The contractor told our team that installing the smaller tiles would increase his labor costs alone by 50 percent and the only reason he could see for using the smaller tiles was to move the money out the door on the ARRA schedule. Installing tiny tiles isn’t quite as bad as digging ditches in the morning and filling them up in the afternoon — at least the government got some nice tiles. But this practice almost surely adds too little value to justify the cost. Accordingly, the link between funds spent and value created is not as direct as proponents of fiscal stimulus often assume, especially when the government is in a hurry to get the money out the door.
A Good (and Idle) Firm is Hard to Find
Six of the organizations we interviewed, primarily engineering firms, said that there was little or no change in their work level due to the stimulus. They were niche firms with services in high demand. When they took ARRA work, they were turning down other work. These six were an extreme version of what many firms told our teams: The lunch wasn’t nearly as free as advertised. Tradeoffs mattered, and skilled firms and workers were scarce even in a world of 10 percent unemployment.
From the perspective of normal government efficiency and accountability, hiring skilled and reliable firms is good federal contracting practice: if the federal government finds a high-quality firm, there’s good reason to stick with them. But when the ostensible goal of ARRA spending is “targeting” slack sectors of the economy, this contracting is a complete Keynesian failure. Unfortunately for Keynesian theory, no contract officer wants a scandal, especially on a high-profile program such as ARRA, so funding will flow to firms least likely to create boondoggles. That means funds will often go to firms that are already quite likely to be busy, firms that are likely to stick to trusted workers, firms that are unlikely to take a chance on the long-term unemployed.
Red Tape: Driving Out the Best Firms?
“Some contractors really have avoided ARRA contracts simply because of the reporting requirements.”
— Owner of a Veteran-Owned Construction Firm
Many of the firms our teams interviewed complained about ARRA’s detailed reporting requirements, especially the time and energy required to learn the reporting system. While there’s room for improvement, such complaints seem to stem from the nature of bureaucracy, not failures of Keynesian theory.

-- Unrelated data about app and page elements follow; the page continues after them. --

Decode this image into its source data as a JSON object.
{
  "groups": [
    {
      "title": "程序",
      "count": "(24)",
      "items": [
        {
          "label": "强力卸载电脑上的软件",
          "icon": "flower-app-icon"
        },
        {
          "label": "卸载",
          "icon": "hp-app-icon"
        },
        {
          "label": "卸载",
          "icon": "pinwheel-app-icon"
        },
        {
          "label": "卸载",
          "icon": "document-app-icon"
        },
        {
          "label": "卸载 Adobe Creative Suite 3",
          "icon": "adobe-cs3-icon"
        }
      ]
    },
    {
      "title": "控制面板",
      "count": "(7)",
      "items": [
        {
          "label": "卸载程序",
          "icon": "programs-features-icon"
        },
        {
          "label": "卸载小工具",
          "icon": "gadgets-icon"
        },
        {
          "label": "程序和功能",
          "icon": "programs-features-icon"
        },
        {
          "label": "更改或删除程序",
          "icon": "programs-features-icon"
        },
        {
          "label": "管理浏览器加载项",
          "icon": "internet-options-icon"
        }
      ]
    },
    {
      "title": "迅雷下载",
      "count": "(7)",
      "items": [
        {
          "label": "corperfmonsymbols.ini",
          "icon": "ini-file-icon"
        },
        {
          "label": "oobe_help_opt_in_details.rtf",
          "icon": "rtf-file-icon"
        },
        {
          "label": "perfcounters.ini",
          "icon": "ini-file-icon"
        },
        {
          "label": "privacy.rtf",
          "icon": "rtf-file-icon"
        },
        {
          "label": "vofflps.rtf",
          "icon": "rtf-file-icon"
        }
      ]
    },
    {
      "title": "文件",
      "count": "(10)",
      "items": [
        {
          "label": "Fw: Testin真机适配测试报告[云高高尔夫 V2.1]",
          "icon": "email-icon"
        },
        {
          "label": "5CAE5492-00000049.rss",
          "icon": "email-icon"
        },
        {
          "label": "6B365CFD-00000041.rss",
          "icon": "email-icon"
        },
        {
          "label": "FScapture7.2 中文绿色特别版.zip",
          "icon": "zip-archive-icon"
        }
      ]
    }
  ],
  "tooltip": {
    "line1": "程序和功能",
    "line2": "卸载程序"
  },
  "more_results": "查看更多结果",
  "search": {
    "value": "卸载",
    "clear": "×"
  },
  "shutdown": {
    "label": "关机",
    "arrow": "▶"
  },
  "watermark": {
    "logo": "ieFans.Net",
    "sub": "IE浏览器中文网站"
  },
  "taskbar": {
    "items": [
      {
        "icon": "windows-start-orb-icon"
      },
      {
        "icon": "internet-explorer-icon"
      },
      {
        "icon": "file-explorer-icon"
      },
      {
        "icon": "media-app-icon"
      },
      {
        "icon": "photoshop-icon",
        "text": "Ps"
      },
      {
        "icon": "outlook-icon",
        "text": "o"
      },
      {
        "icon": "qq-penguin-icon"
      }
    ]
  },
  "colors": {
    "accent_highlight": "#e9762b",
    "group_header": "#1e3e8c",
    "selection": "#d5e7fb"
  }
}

One assisted-living facility turned down an extra $15,000 per stimulus-funded worker because they couldn’t navigate the ARRA bureaucracy.
“No Such Thing as Shovel-Ready Projects”
Table 2 sums up some basic descriptive statistics from our interview sample. Some federal contractors, maybe most, took the stimulus funding in stride, and hired at least a few unemployed workers, boosting wages and profits. But for at least a third, the stimulus failed the theoretical assumptions of Keynesianism in important ways.
As Barack Obama himself acknowledged “there’s no such thing as shovel-ready projects” :
When the president campaigned for the stimulus package at the start of his presidency, he and others in his administration repeatedly insisted the investments would go to “shovel-ready” projects — projects that would put people to work right away. As recently as August, however, local governments were still facing delays spending the money they were allocated from the stimulus, CBS News Correspondent Nancy Cordes reported.
It is worthwhile to recall that :
Furthermore, the spending wasn’t timely: Three years after the law was adopted, some programs still have managed to spend only 60 percent of the appropriated funds. Not only was the spending poorly timed, it also wasn’t targeted. The data show that stimulus money wasn’t targeted to those areas with the highest rate of unemployment.
Each of these studies highlights the wide gap between the keynesian ideal and the best the government can do.
Further reading :
No Correlation : What If Keynesian Stimulus Did Not Work ?